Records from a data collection
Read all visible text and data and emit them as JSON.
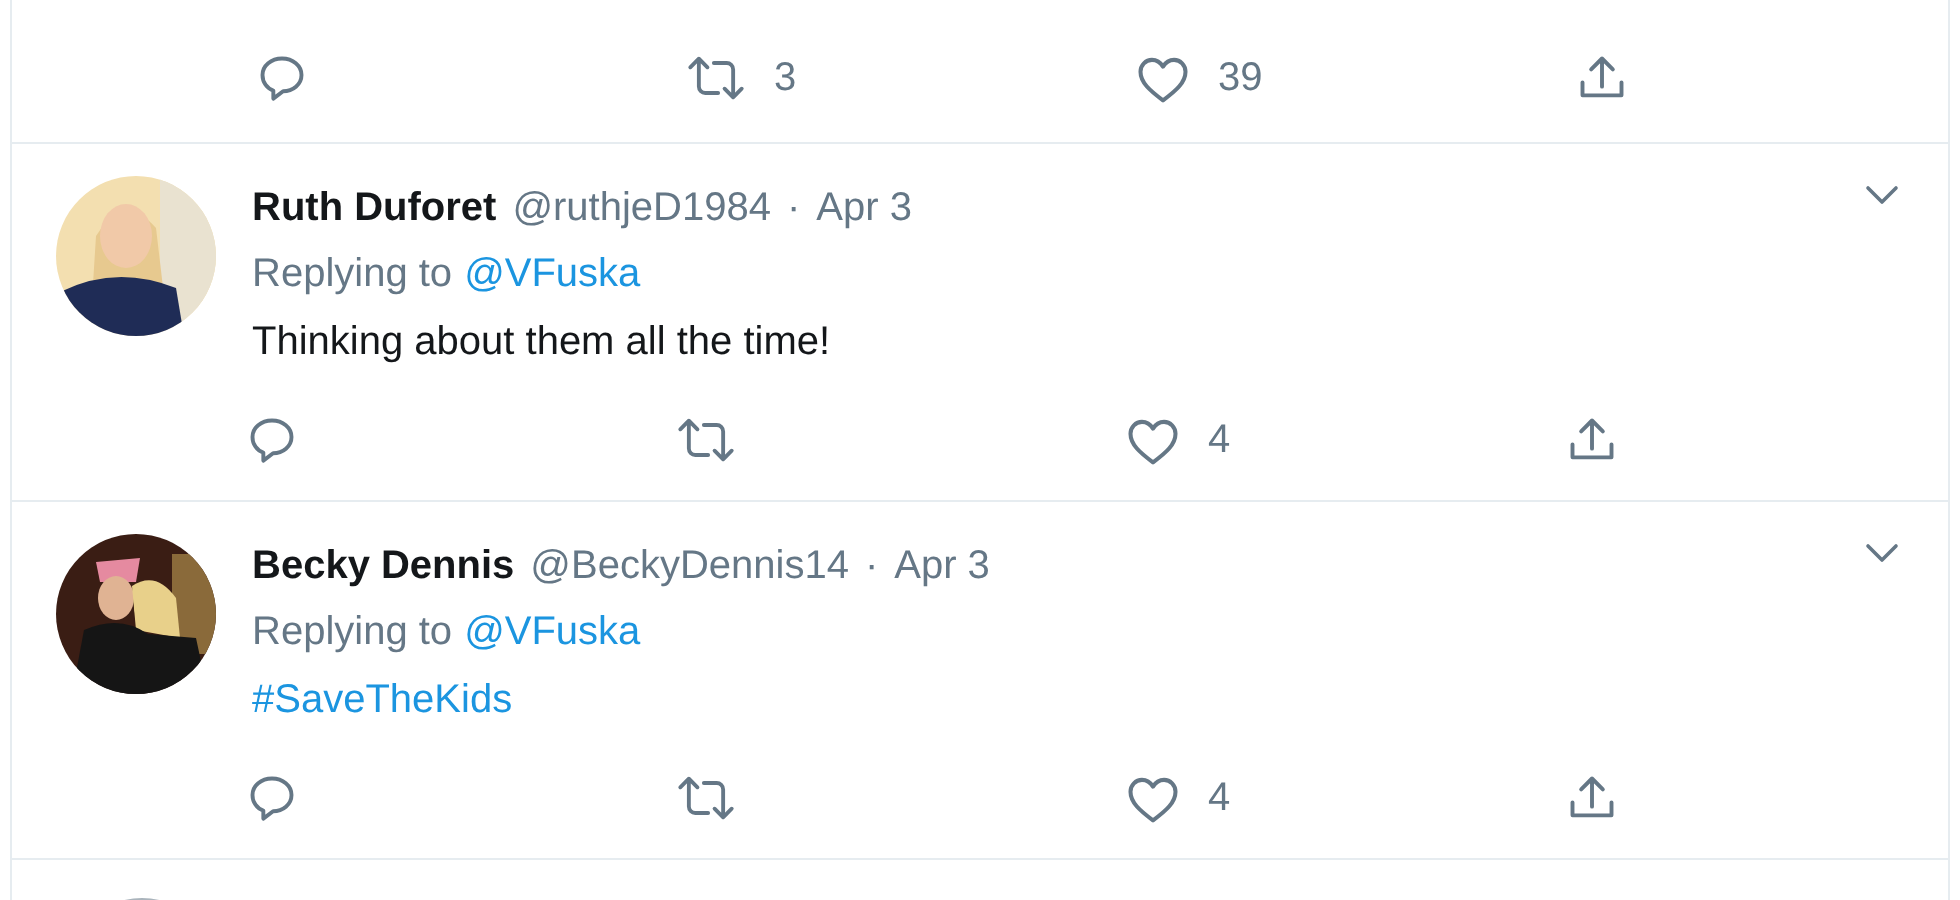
{
  "top_tweet": {
    "actions": {
      "retweets": "3",
      "likes": "39"
    }
  },
  "replies": [
    {
      "name": "Ruth Duforet",
      "handle": "@ruthjeD1984",
      "separator": "·",
      "date": "Apr 3",
      "replying_label": "Replying to",
      "replying_to": "@VFuska",
      "body": {
        "kind": "text",
        "text": "Thinking about them all the time!"
      },
      "actions": {
        "likes": "4"
      }
    },
    {
      "name": "Becky Dennis",
      "handle": "@BeckyDennis14",
      "separator": "·",
      "date": "Apr 3",
      "replying_label": "Replying to",
      "replying_to": "@VFuska",
      "body": {
        "kind": "hashtag",
        "text": "#SaveTheKids"
      },
      "actions": {
        "likes": "4"
      }
    }
  ]
}
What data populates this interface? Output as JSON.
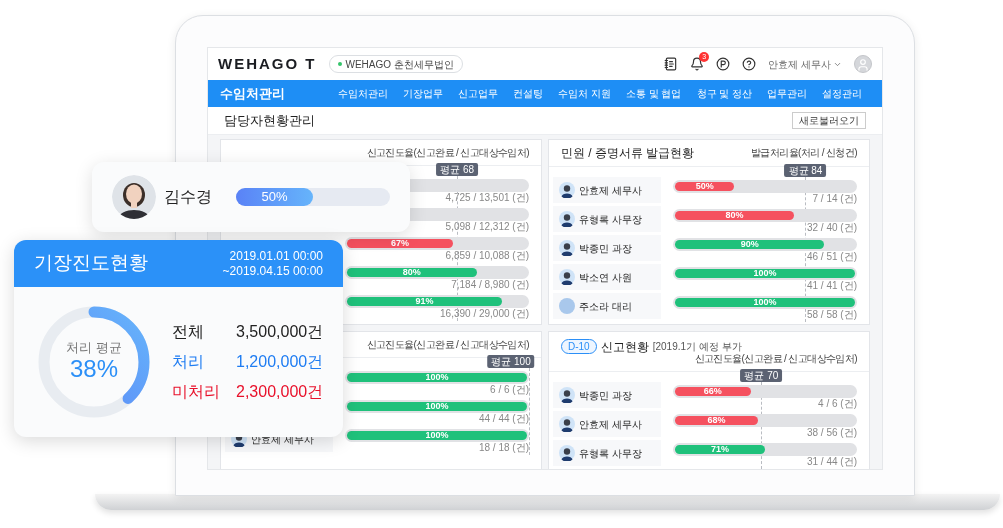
{
  "laptop_screen": {
    "header": {
      "logo": "WEHAGO T",
      "company": "WEHAGO 춘천세무법인",
      "notification_count": "3",
      "user": "안효제 세무사"
    },
    "nav": {
      "title": "수임처관리",
      "items": [
        "수임처관리",
        "기장업무",
        "신고업무",
        "컨설팅",
        "수임처 지원",
        "소통 및 협업",
        "청구 및 정산",
        "업무관리",
        "설정관리"
      ]
    },
    "page_title": "담당자현황관리",
    "refresh_button": "새로불러오기",
    "panels": [
      {
        "legend": "신고진도율(신고완료 / 신고대상수임처)",
        "average": {
          "label": "평균 68",
          "level": 0.61
        },
        "rows": [
          {
            "count": "4,725 / 13,501 (건)"
          },
          {
            "count": "5,098 / 12,312 (건)"
          },
          {
            "level": 0.59,
            "label": "67%",
            "color": "#f5515f",
            "count": "6,859 / 10,088 (건)"
          },
          {
            "level": 0.72,
            "label": "80%",
            "color": "#1fc17b",
            "count": "7,184 / 8,980 (건)"
          },
          {
            "level": 0.86,
            "label": "91%",
            "color": "#1fc17b",
            "count": "16,390 / 29,000 (건)"
          }
        ]
      },
      {
        "title": "민원 / 증명서류 발급현황",
        "legend": "발급처리율(처리 / 신청건)",
        "average": {
          "label": "평균 84",
          "level": 0.72
        },
        "rows": [
          {
            "name": "안효제 세무사",
            "level": 0.33,
            "label": "50%",
            "color": "#f5515f",
            "count": "7 / 14 (건)"
          },
          {
            "name": "유형록 사무장",
            "level": 0.66,
            "label": "80%",
            "color": "#f5515f",
            "count": "32 / 40 (건)"
          },
          {
            "name": "박종민 과장",
            "level": 0.83,
            "label": "90%",
            "color": "#1fc17b",
            "count": "46 / 51 (건)"
          },
          {
            "name": "박소연 사원",
            "level": 1,
            "label": "100%",
            "color": "#1fc17b",
            "count": "41 / 41 (건)"
          },
          {
            "name": "주소라 대리",
            "kind": "blank",
            "level": 1,
            "label": "100%",
            "color": "#1fc17b",
            "count": "58 / 58 (건)"
          }
        ]
      },
      {
        "legend": "신고진도율(신고완료 / 신고대상수임처)",
        "average": {
          "label": "평균 100",
          "level": 1
        },
        "rows": [
          {
            "level": 1,
            "label": "100%",
            "color": "#1fc17b",
            "count": "6 / 6 (건)"
          },
          {
            "level": 1,
            "label": "100%",
            "color": "#1fc17b",
            "count": "44 / 44 (건)"
          },
          {
            "name": "안효제 세무사",
            "level": 1,
            "label": "100%",
            "color": "#1fc17b",
            "count": "18 / 18 (건)"
          }
        ]
      },
      {
        "badge": "D-10",
        "title": "신고현황",
        "subtitle": "[2019.1기 예정 부가",
        "legend": "신고진도율(신고완료 / 신고대상수임처)",
        "average": {
          "label": "평균 70",
          "level": 0.48
        },
        "rows": [
          {
            "name": "박종민 과장",
            "level": 0.42,
            "label": "66%",
            "color": "#f5515f",
            "count": "4 / 6 (건)"
          },
          {
            "name": "안효제 세무사",
            "level": 0.46,
            "label": "68%",
            "color": "#f5515f",
            "count": "38 / 56 (건)"
          },
          {
            "name": "유형록 사무장",
            "level": 0.5,
            "label": "71%",
            "color": "#1fc17b",
            "count": "31 / 44 (건)"
          }
        ]
      }
    ]
  },
  "profile_card": {
    "name": "김수경",
    "level": 0.5,
    "label": "50%"
  },
  "summary_card": {
    "title": "기장진도현황",
    "dates": [
      "2019.01.01 00:00",
      "~2019.04.15 00:00"
    ],
    "donut": {
      "caption": "처리 평균",
      "value": "38%",
      "level": 0.38
    },
    "stats": [
      {
        "label": "전체",
        "value": "3,500,000건",
        "color": "#222222"
      },
      {
        "label": "처리",
        "value": "1,200,000건",
        "color": "#1e7cf2"
      },
      {
        "label": "미처리",
        "value": "2,300,000건",
        "color": "#e8102a"
      }
    ]
  }
}
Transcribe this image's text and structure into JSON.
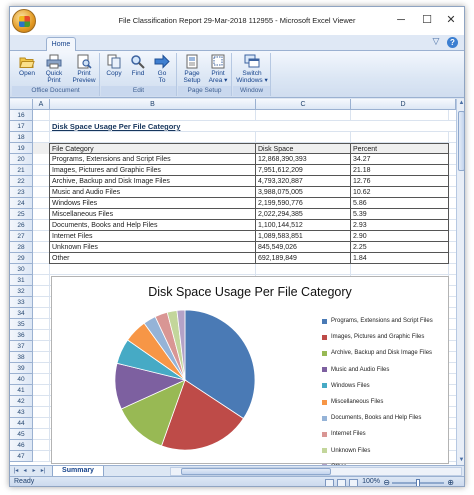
{
  "window": {
    "title": "File Classification Report 29-Mar-2018 112955 - Microsoft Excel Viewer",
    "minimize": "─",
    "maximize": "☐",
    "close": "✕"
  },
  "ribbon": {
    "tab": "Home",
    "help": "?",
    "collapse": "▽",
    "groups": {
      "office_document": "Office Document",
      "edit": "Edit",
      "page_setup": "Page Setup",
      "window": "Window"
    },
    "buttons": {
      "open": "Open",
      "quick_print_1": "Quick",
      "quick_print_2": "Print",
      "print_preview_1": "Print",
      "print_preview_2": "Preview",
      "copy": "Copy",
      "find": "Find",
      "goto_1": "Go",
      "goto_2": "To",
      "page_setup_1": "Page",
      "page_setup_2": "Setup",
      "print_area_1": "Print",
      "print_area_2": "Area ▾",
      "switch_windows_1": "Switch",
      "switch_windows_2": "Windows ▾"
    },
    "icons": [
      "open-folder-icon",
      "quick-print-icon",
      "print-preview-icon",
      "copy-icon",
      "find-icon",
      "goto-arrow-icon",
      "page-setup-icon",
      "print-area-icon",
      "switch-windows-icon"
    ]
  },
  "columns": [
    "A",
    "B",
    "C",
    "D"
  ],
  "sheet": {
    "title": "Disk Space Usage Per File Category",
    "header": [
      "File Category",
      "Disk Space",
      "Percent"
    ],
    "rows": [
      [
        "Programs, Extensions and Script Files",
        "12,868,390,393",
        "34.27"
      ],
      [
        "Images, Pictures and Graphic Files",
        "7,951,612,209",
        "21.18"
      ],
      [
        "Archive, Backup and Disk Image Files",
        "4,793,320,887",
        "12.76"
      ],
      [
        "Music and Audio Files",
        "3,988,075,005",
        "10.62"
      ],
      [
        "Windows Files",
        "2,199,590,776",
        "5.86"
      ],
      [
        "Miscellaneous Files",
        "2,022,294,385",
        "5.39"
      ],
      [
        "Documents, Books and Help Files",
        "1,100,144,512",
        "2.93"
      ],
      [
        "Internet Files",
        "1,089,583,851",
        "2.90"
      ],
      [
        "Unknown Files",
        "845,549,026",
        "2.25"
      ],
      [
        "Other",
        "692,189,849",
        "1.84"
      ]
    ],
    "row_numbers": [
      "16",
      "17",
      "18",
      "19",
      "20",
      "21",
      "22",
      "23",
      "24",
      "25",
      "26",
      "27",
      "28",
      "29",
      "30",
      "31",
      "32",
      "33",
      "34",
      "35",
      "36",
      "37",
      "38",
      "39",
      "40",
      "41",
      "42",
      "43",
      "44",
      "45",
      "46",
      "47"
    ]
  },
  "chart_data": {
    "type": "pie",
    "title": "Disk Space Usage Per File Category",
    "categories": [
      "Programs, Extensions and Script Files",
      "Images, Pictures and Graphic Files",
      "Archive, Backup and Disk Image  Files",
      "Music and Audio Files",
      "Windows Files",
      "Miscellaneous Files",
      "Documents, Books and Help Files",
      "Internet Files",
      "Unknown Files",
      "Other"
    ],
    "values": [
      34.27,
      21.18,
      12.76,
      10.62,
      5.86,
      5.39,
      2.93,
      2.9,
      2.25,
      1.84
    ],
    "colors": [
      "#4a7ab5",
      "#be4b48",
      "#98b954",
      "#7d60a0",
      "#46aac5",
      "#f79646",
      "#95b3d7",
      "#d99694",
      "#c3d69b",
      "#b3a2c7"
    ],
    "legend": "right"
  },
  "sheet_tabs": {
    "active": "Summary",
    "nav": [
      "|◂",
      "◂",
      "▸",
      "▸|"
    ]
  },
  "status": {
    "text": "Ready",
    "zoom": "100%",
    "minus": "⊖",
    "plus": "⊕"
  }
}
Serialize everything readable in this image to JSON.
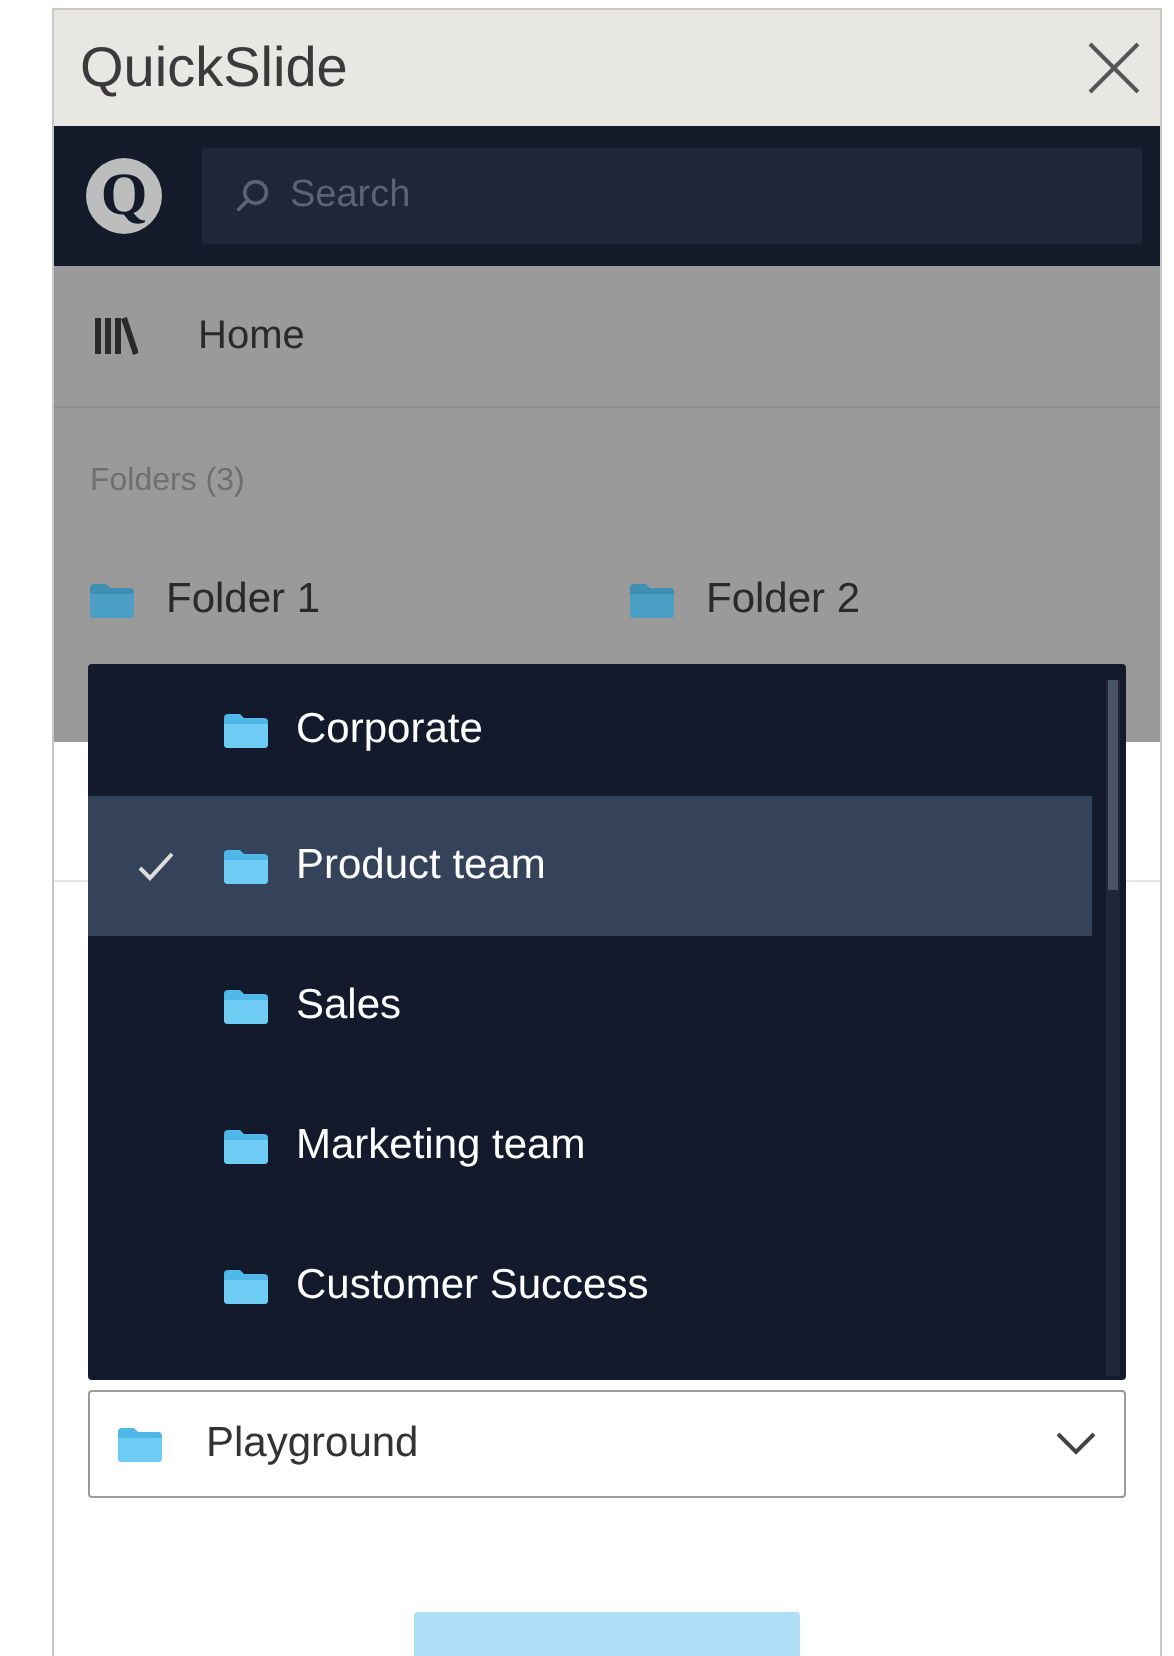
{
  "window": {
    "title": "QuickSlide"
  },
  "logo": {
    "letter": "Q"
  },
  "search": {
    "placeholder": "Search"
  },
  "nav": {
    "label": "Home"
  },
  "folders": {
    "heading": "Folders (3)",
    "items": [
      {
        "name": "Folder 1"
      },
      {
        "name": "Folder 2"
      }
    ]
  },
  "folder_dropdown": {
    "expanded": true,
    "value": "Playground",
    "options": [
      {
        "name": "Corporate",
        "selected": false
      },
      {
        "name": "Product team",
        "selected": true
      },
      {
        "name": "Sales",
        "selected": false
      },
      {
        "name": "Marketing team",
        "selected": false
      },
      {
        "name": "Customer Success",
        "selected": false
      }
    ]
  },
  "primary_button": {
    "disabled": true
  }
}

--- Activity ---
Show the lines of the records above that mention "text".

--- Your solution ---
Read all visible text and data and emit them as JSON.
        "kind": "text",
        "text": "Thinking about them all the time!"
        "text": "#SaveTheKids"
Transcribe this image's text and structure into JSON.
    "text": "Ready",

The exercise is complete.